Research at the, “St. Luke’s-Roosevelt Hospital Center, Columbia University”; estimates that genes can account for 75-80% of body fat in children with the rest being environmental factors, while other studies estimate that only 70% may be responsible.

Even the “Centers for Disease Control and Prevention”, (CDC) states that, “Science shows that genetics plays a role in obesity. Genes can directly cause obesity in disorders such as Bardet-Biedl syndrome and Prader-Willi syndrome.”

They also state that both genes and behavior can contribute to childhood obesity; that genetics can increase the susceptibility towards obesity and that other factors such as the amount of food eaten and limited or a lack of exercise contributes, as well.

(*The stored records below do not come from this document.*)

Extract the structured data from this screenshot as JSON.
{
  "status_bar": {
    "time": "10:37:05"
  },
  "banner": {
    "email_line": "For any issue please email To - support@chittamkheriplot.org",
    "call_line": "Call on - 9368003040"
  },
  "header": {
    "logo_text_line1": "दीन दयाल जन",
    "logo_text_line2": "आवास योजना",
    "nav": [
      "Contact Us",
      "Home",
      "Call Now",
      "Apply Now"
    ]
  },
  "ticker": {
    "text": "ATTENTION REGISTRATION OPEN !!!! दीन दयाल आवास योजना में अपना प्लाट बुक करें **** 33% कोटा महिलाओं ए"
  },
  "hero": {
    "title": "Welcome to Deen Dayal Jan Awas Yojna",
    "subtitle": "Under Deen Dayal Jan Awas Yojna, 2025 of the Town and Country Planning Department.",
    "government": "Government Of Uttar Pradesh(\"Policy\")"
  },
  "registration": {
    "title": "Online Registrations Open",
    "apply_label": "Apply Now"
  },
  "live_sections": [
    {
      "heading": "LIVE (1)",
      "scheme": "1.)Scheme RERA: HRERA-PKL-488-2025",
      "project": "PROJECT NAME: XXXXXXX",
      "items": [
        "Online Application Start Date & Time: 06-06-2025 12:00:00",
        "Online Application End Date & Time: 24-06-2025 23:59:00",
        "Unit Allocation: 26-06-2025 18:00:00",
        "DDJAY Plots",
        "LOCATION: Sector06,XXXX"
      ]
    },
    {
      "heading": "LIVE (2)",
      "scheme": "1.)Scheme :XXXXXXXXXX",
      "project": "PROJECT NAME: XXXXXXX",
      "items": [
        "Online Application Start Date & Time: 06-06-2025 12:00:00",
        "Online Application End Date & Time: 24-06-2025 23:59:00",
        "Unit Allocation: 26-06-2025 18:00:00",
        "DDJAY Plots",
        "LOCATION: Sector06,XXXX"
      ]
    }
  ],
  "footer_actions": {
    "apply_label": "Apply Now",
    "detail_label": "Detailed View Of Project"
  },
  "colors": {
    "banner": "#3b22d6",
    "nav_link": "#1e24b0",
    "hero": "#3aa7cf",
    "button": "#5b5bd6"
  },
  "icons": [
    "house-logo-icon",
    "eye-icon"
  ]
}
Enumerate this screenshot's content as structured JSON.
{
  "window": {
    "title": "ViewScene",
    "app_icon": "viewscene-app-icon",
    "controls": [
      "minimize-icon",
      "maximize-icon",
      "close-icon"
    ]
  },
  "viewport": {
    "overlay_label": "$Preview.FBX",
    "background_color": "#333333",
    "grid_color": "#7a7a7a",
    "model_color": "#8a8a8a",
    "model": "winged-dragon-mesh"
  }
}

They further admit that many illnesses and medications can contribute to childhood and adult obesity, as many medications can lead to weight gain. Fluid buildup and chemical interactions, as well as, reactions to medications can interfere with the body’s ability to properly process foods.

Genes regulate how the human body captures, stores and releases energy from the foods eaten. When chemicals in foods interfere with this process; it’s a recipe for weight gain.

Environmental factors and lifestyle has an added role to play; people simply don’t get the exercise that they did centuries ago when the food sources were uncertain. The body’s need to store fat so that it can feed later on didn’t seem to get regulated as mankind has evolved; the body is still going to store it whether it uses it up or not. This is sometimes called the, “thrifty genotype hypothesis”.

Given having to exercise less often due to modern lifestyle; cravings for flavor and junk foods that people today have, the chemical additives and preservatives in processed foods that actually cause the human body to gain weight via a chemical reaction, as well as, ailments and medications prescribed for them and you have a recipe for a very unhealthy population.

Childhood obesity may very well be an epidemic that will not go away in the future, but at least our society now knows that people aren’t overweight because they want to be. Hopefully, these new genetic studies will promote a society where overweight children are not as maligned and abused as they have been in the past.